My daughter doesn't lie but I think she wants too. She tells me everything - so much that I don't know what I'm supposed to say to other parents. All the other kids lie to their parents. If she tells me she went to a party the night before I cannot say anything because the other parents don't know and she won't trust me. I don't know where to draw the line - I guess if there's danger - real danger that they are all in together.

But it would be so much easier if our teenagers just told us the truth - no matter how good, bad or ugly. There would be trust. There would not be fear. If they are not sure they should go to a party they could ask our opinion. We could tell them they can call us and we can pick them up if there is something going on they don't like. Doesn't that sound so much better?

Thursday, April 18, 2013

When Did Prom Become First Wedding?

When I was in high school no one went to prom. It was considered uncool (yes they still use that word today) and we skipped it went out and met up with everyone afterwards. There was no safe, tightly controlled environment and we all did things and drove and I feel blessed to be alive.

But aside from that is it reality TV that has turned the prom into the wedding and the bat mitzvah into Cinderella's ball? Or is all just a pure merchandising ploy to get parents to spend money they don't have on over priced dresses with "The Label" at a time when our daughters are so heartbreakingly beautiful they would look amazing in green garbage bags.
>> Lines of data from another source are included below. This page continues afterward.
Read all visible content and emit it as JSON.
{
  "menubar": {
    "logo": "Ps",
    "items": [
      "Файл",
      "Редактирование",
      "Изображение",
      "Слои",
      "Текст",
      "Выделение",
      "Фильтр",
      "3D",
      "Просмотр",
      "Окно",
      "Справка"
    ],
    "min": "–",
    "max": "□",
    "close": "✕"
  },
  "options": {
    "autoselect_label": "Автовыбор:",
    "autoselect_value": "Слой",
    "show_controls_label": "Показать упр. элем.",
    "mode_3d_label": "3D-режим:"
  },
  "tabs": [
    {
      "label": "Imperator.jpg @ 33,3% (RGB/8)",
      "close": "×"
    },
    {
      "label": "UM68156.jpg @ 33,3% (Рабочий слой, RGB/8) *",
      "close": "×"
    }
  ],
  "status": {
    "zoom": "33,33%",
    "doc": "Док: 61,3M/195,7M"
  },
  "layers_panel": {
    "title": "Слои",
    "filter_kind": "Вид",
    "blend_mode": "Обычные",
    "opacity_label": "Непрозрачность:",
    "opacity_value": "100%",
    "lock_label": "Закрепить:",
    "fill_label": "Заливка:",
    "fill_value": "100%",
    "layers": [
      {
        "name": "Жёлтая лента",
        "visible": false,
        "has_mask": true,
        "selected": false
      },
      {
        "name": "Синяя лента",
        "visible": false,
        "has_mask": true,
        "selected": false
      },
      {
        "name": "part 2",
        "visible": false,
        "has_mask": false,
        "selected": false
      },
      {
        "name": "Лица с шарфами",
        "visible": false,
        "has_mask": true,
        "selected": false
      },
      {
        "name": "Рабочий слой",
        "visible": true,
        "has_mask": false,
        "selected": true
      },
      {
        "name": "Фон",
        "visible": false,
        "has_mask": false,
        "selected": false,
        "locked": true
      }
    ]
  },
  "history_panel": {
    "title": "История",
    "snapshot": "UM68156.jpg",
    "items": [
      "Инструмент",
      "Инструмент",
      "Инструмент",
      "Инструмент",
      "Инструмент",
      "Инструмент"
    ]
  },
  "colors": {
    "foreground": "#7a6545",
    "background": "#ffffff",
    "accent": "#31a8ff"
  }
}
I vote for the latter. Sick to death of reality TV trying to pretend that the people who use spoon fed lines and have just oh so many dilemmas and mini-traumas and not so mini-traumas are interesting. Keeping Up with the Kardashians? Need I say more.

Prom should be an experience - not a designer set. The asks are a big deal now and there is a sweetness to that I cannot deny. My son asked his girlfriend to prom at the scene of their first date - Pot Belly's - with the song they danced to playing - La Bamba - with the management's help. He was supposed to play the song on the guitar and sing it but dislocated his shoulder the night before.

His date's dress will likely be home made, partly because she's an artist and very talented, and partly because by selling her art she is raising the money to pay for the materials. Now that's retro don't you think?

We are eschewing the limousine for the bus and one of the parents will do the 4:00 AM pick-up after the after party.

Can I guarantee it will be a sober evening - not really. Am I hopeful - yes. Can I guarantee my son will not get behind the wheel of a car - definitely. So I can't really rant - except about the money.

And the world that makes our daughters believe that prom is the most important night in their life so far - really - at least until the wedding.

What about celebrating for who we are, what we have, how lucky we've all been and the bright future ahead. A way to say a fun goodbye to old friends on the way to making new ones. Isn't that what prom is supposed to be?